[[ Records shown open ]]
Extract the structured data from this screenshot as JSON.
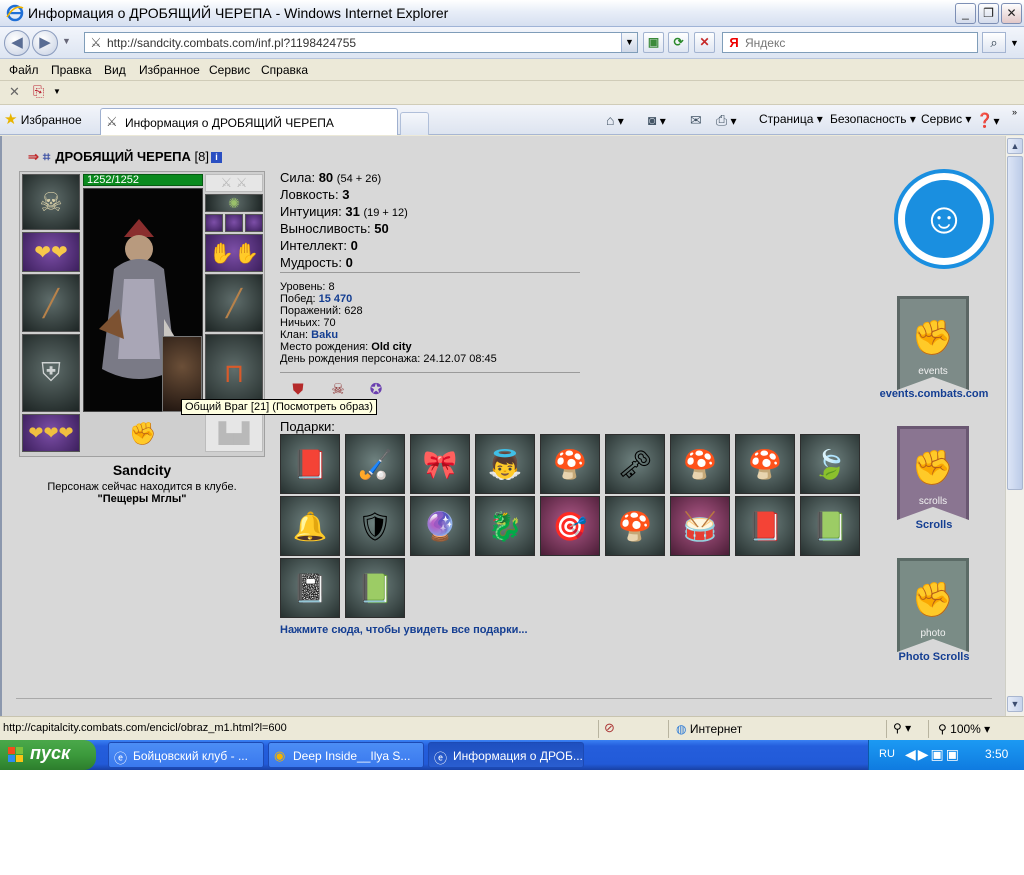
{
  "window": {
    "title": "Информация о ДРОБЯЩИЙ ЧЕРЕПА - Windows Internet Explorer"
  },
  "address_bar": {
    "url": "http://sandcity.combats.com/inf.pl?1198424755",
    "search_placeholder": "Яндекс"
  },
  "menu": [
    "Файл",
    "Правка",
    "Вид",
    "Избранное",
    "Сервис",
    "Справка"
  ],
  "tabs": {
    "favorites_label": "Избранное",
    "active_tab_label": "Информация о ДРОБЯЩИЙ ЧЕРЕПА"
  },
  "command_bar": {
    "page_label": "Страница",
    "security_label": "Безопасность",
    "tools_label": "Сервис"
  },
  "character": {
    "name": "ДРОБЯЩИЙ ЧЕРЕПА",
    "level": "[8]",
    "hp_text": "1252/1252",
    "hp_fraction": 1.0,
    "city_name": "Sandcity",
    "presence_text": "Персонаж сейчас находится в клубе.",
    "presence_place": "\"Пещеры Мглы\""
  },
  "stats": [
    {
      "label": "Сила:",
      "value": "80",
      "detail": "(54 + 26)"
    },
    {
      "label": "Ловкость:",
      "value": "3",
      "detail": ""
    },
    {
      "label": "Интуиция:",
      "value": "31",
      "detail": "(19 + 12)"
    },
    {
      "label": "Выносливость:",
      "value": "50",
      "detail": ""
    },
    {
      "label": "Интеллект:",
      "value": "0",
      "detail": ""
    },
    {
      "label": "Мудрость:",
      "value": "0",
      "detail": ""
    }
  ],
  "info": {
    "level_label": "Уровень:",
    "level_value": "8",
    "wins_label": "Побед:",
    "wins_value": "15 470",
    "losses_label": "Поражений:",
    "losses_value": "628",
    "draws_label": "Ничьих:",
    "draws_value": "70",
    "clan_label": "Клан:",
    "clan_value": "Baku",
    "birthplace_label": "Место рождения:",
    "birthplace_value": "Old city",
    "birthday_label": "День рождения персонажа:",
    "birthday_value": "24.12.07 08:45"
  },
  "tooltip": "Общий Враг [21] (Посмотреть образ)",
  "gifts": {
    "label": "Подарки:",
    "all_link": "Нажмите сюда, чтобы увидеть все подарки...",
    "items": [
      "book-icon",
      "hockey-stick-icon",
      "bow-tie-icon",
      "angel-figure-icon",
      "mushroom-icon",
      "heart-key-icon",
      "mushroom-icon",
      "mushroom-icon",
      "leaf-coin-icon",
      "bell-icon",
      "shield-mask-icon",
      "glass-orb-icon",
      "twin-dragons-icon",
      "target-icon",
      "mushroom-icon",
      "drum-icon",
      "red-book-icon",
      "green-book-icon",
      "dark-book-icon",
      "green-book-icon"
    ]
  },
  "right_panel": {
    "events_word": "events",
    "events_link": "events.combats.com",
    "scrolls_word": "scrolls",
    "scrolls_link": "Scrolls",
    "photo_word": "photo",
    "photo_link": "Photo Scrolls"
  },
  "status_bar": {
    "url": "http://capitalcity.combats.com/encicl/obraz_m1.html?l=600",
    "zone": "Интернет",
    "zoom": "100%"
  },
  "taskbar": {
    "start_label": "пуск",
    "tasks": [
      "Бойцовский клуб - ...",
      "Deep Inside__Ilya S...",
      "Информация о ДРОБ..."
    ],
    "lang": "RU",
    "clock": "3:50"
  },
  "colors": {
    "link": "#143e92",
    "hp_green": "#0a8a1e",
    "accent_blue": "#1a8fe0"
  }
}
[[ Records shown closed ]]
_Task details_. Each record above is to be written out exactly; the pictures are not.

_Task solution_.
Extract the structured data from this screenshot as JSON.
{
  "window": {
    "title": "Информация о ДРОБЯЩИЙ ЧЕРЕПА - Windows Internet Explorer"
  },
  "address_bar": {
    "url": "http://sandcity.combats.com/inf.pl?1198424755",
    "search_placeholder": "Яндекс"
  },
  "menu": [
    "Файл",
    "Правка",
    "Вид",
    "Избранное",
    "Сервис",
    "Справка"
  ],
  "tabs": {
    "favorites_label": "Избранное",
    "active_tab_label": "Информация о ДРОБЯЩИЙ ЧЕРЕПА"
  },
  "command_bar": {
    "page_label": "Страница",
    "security_label": "Безопасность",
    "tools_label": "Сервис"
  },
  "character": {
    "name": "ДРОБЯЩИЙ ЧЕРЕПА",
    "level": "[8]",
    "hp_text": "1252/1252",
    "hp_fraction": 1.0,
    "city_name": "Sandcity",
    "presence_text": "Персонаж сейчас находится в клубе.",
    "presence_place": "\"Пещеры Мглы\""
  },
  "stats": [
    {
      "label": "Сила:",
      "value": "80",
      "detail": "(54 + 26)"
    },
    {
      "label": "Ловкость:",
      "value": "3",
      "detail": ""
    },
    {
      "label": "Интуиция:",
      "value": "31",
      "detail": "(19 + 12)"
    },
    {
      "label": "Выносливость:",
      "value": "50",
      "detail": ""
    },
    {
      "label": "Интеллект:",
      "value": "0",
      "detail": ""
    },
    {
      "label": "Мудрость:",
      "value": "0",
      "detail": ""
    }
  ],
  "info": {
    "level_label": "Уровень:",
    "level_value": "8",
    "wins_label": "Побед:",
    "wins_value": "15 470",
    "losses_label": "Поражений:",
    "losses_value": "628",
    "draws_label": "Ничьих:",
    "draws_value": "70",
    "clan_label": "Клан:",
    "clan_value": "Baku",
    "birthplace_label": "Место рождения:",
    "birthplace_value": "Old city",
    "birthday_label": "День рождения персонажа:",
    "birthday_value": "24.12.07 08:45"
  },
  "tooltip": "Общий Враг [21] (Посмотреть образ)",
  "gifts": {
    "label": "Подарки:",
    "all_link": "Нажмите сюда, чтобы увидеть все подарки...",
    "items": [
      "book-icon",
      "hockey-stick-icon",
      "bow-tie-icon",
      "angel-figure-icon",
      "mushroom-icon",
      "heart-key-icon",
      "mushroom-icon",
      "mushroom-icon",
      "leaf-coin-icon",
      "bell-icon",
      "shield-mask-icon",
      "glass-orb-icon",
      "twin-dragons-icon",
      "target-icon",
      "mushroom-icon",
      "drum-icon",
      "red-book-icon",
      "green-book-icon",
      "dark-book-icon",
      "green-book-icon"
    ]
  },
  "right_panel": {
    "events_word": "events",
    "events_link": "events.combats.com",
    "scrolls_word": "scrolls",
    "scrolls_link": "Scrolls",
    "photo_word": "photo",
    "photo_link": "Photo Scrolls"
  },
  "status_bar": {
    "url": "http://capitalcity.combats.com/encicl/obraz_m1.html?l=600",
    "zone": "Интернет",
    "zoom": "100%"
  },
  "taskbar": {
    "start_label": "пуск",
    "tasks": [
      "Бойцовский клуб - ...",
      "Deep Inside__Ilya S...",
      "Информация о ДРОБ..."
    ],
    "lang": "RU",
    "clock": "3:50"
  },
  "colors": {
    "link": "#143e92",
    "hp_green": "#0a8a1e",
    "accent_blue": "#1a8fe0"
  }
}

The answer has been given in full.